The Cross a Revelation of Human Sinfulness
Luke 23:33
And when they were come to the place, which is called Calvary, there they crucified him, and the malefactors, one on the right hand…

There is a picture I have seen somewhere, painted by a celebrated artist, in which one aspect of the crucifixion is very significantly represented, or rather suggested. It is intended to bring before the mind the after scenes and the after hours of that memorable day, when the crowd had gone back again to pursue its wonted business in Jerusalem, when the thick gloom had been dispelled, and the clear light shone once more on that fatal spot called Calvary. The body of the Master had been conveyed to the sepulchre, the cross itself lies extended on the ground, and a band of little children, bright with the glow of childhood's innocence, led thither by curiosity or accident, are represented as bending over the signs left around of the bloody deed which has that day been accomplished. One of the children holds in his hand a nail, but a short time ago piercing the hand or the foot of the patient Sufferer, and stands, spell-bound with horror, gazing at it. And upon every face the painter has plainly depicted the verdict which innocence must ever give with regard to that dreadful tragedy. It is so we would desire to consider the subject and the scene. The heart, conceiving aright the amazing impiety culminating at the cross, may well take this attitude of wonder, surprise, horror. The cross comes to be God's great indictment against man.

I. The first word of the text may be looked upon as furnishing us with the first count of this indictment against man. IT SUPPLIES LOCALITY, FIXES THE SCENE OF THE DREADFUL TRAGEDY AS HERE UPON EARTH. "There they crucified Him." The place where the commonest criminals were led out to die a lingering death. Earth has her mysteries, and this is one of them. The mystery of iniquity culminates here. It has lifted up its impious hands against God.
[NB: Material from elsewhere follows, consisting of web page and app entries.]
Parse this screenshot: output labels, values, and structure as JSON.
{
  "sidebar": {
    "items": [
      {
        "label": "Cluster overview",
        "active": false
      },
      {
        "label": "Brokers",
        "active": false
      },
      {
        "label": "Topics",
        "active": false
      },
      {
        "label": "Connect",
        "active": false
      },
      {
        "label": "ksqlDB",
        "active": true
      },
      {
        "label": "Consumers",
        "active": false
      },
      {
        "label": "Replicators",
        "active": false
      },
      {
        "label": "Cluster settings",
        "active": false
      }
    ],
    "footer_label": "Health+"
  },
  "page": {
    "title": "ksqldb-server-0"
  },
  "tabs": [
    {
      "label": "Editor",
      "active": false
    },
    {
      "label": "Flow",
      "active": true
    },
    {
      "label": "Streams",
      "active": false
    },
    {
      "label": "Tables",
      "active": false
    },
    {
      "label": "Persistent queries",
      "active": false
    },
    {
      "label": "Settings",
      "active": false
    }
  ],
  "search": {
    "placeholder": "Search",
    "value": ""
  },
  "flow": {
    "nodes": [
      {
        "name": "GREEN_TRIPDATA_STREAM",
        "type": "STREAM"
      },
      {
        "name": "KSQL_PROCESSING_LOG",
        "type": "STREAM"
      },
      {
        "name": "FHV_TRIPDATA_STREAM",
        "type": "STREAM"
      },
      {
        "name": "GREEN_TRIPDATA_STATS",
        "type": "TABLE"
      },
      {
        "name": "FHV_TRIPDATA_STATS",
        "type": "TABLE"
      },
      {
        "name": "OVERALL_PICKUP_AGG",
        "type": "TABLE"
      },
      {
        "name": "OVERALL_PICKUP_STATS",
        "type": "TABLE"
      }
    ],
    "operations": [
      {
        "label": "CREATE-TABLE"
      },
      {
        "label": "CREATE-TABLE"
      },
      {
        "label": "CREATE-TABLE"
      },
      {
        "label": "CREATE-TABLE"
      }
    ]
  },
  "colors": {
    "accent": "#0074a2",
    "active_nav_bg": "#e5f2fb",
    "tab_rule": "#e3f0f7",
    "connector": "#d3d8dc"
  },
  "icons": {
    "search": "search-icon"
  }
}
II. The second word of the text furnishes us with a further point in the indictment, as indicating HUMAN AGENCY. "There they crucified Him." The actors in this eventful drama were men, those among whom Christ had wrought His miracles and exercised His pure and beneficent ministry.. And it was a typical act — such an act as man perpetrates every day. Envy, hatred, indifference, nailed Christ to the tree; and while these exist in the heart, what spirit shall stand excused?

III. The third word of the text may be looked upon as enforcing the indictment, since it implies A DEFINITE AND DELIBERATE ACT. "There they crucified Him." What hardness and callousness of heart was exhibited here! It was necessary that sin should show its exceeding sinfulness, once and for all, truly detestable that it might be detested, heinous and black as perdition, that even our sinful spirits might shrink back in awe and trembling. For this is what all sin is tending to: contempt and callousness at the sight of suffering worth, scorn of innocence, hatred of a purity which condemns our darker deeds, rejection of God Himself if His claims interfere with our selfish schemes.

IV. The final and hopeful word of the text sheds a light upon this indictment, as indicating A DIVINE REDEEMER WORKING AMID ALL. "There they crucified Him." Strangely enough, it is the Victim Himself who invests all else with worth, and makes the contemplation of such a deed alone profitable to us. When Socrates entered into prison, they said of it that it was a prison no longer; the dishonour and the infamy had passed away in the presence of such resplendent worth. So, but more memorably, it is at the cross. The place is nothing; the actors sink into insignificance; and of the act itself we care nothing, save as it stands associated with Him. There is a law of compensation in all things. Bend the bough of the giant oak for a moment, and it springs back with a momentum proportionate to its strength. And so it is with this Divine One who has bent before the strong blast of the adversary, for of Him it is written, "I, if I be lifted up, will draw all men unto Me."

(Walter Baxendale.)

Parallel Verses
KJV: And when they were come to the place, which is called Calvary, there they crucified him, and the malefactors, one on the right hand, and the other on the left.

WEB: When they came to the place that is called The Skull, they crucified him there with the criminals, one on the right and the other on the left.

The Cross
Top of Page
Top of Page